so that they and their families might settle in the delta. The
story of the battles is told on the walls of the temples at Karnak
and Medinet Habu (the story also is told in the Great Harris
The Sea-People originally attacked the Hittites, Cyprus, coastal
cities of Syria - they then travelled down through Palestine
and attacked Egypt along with Libyan tribes. Some of the tribes
(Peleset and Tjekker) did settle in Palestine, while others did
side with the Egyptians, joined the Egyptian army and eventually
became landowners in Egypt.
- one of the Sea-Peoples
One of the many tribes that made up the Sea-People that attacked
Egypt in the reign of Merneptah (Year 5) and Ramesses III (Years
8). Egyptian scenes show that the Sheklesh prisoners had their
hands removed (and were also circumcised) - these hands were
then presented to the King as enemy count (the Sherden, Akawasha
and Tursha tribes also received similar treatment).
- one of the Sea-Peoples
A tribe who fought both with and against the Egyptians. Eventually
after entering into military service for Egypt they were to own
and cultivate land within Egypt.
It is thought that the Sherden people may originally have come
from Cyprus, but ultimately settled in Sardinia (an ancient Phoenician
inscription found there names the island as Shardan).
- one of the Sea-Peoples
The Teresh people (also known as the Tursha) fought against Egypt
during the reign of Merneptah, these people were part of the
Reliefs in Egypt which show the Teresh depict them as being bearded,
wear pointed kilts, strips of leather / linen protect their chest
and carry either spears or a scimitar.
They are thought to have been the Tyrsenoi (ancestors of the
An ancient Egyptian name for a tribe that occupied a part of
Libya. They were closely linked with another Libyan tribe - the
The Tjehnyu joined forces with other Libyan tribes - the Meshwesh
and the Libu in attacking Egypt during the reign of Ramesses
II, the Tjehnyu were also to join the Sea-People in attacking
A tribe from Libya that attacked Egypt so that they could settle
in the Delta. In temple scenes which depict the battle between

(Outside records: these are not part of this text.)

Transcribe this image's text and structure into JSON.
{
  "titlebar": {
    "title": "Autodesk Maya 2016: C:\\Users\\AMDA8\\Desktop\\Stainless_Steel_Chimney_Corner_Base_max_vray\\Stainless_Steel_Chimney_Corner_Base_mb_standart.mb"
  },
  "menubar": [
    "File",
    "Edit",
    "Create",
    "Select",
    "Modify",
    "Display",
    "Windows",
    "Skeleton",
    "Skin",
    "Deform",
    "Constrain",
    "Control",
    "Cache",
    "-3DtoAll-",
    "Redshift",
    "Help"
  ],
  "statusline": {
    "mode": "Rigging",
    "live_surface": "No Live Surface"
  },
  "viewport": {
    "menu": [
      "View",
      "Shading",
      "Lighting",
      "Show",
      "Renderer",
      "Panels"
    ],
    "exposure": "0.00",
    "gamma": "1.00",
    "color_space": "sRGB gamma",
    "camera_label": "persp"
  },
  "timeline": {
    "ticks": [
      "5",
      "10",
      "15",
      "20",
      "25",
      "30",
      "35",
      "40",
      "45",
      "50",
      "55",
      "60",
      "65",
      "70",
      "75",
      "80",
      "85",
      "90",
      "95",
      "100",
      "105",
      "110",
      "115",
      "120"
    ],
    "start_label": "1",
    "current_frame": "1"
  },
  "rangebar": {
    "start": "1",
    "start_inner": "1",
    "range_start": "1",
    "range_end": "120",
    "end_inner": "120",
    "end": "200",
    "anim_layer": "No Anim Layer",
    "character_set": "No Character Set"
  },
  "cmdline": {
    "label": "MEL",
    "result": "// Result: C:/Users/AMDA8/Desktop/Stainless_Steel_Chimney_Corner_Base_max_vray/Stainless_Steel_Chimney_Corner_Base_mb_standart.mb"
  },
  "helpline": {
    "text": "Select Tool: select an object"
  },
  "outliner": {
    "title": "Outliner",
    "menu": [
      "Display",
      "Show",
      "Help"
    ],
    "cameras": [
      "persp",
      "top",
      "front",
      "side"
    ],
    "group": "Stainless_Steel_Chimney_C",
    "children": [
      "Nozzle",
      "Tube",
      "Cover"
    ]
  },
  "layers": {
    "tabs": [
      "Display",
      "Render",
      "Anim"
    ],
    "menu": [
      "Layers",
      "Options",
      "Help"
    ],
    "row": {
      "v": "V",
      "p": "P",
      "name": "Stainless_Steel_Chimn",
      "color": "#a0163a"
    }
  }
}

the Egyptians, the Sea-Peoples and Libyans - the Tjemhu are shown
wearing a headdress of upright feathers with a large curl of
hair hanging down one side of their face.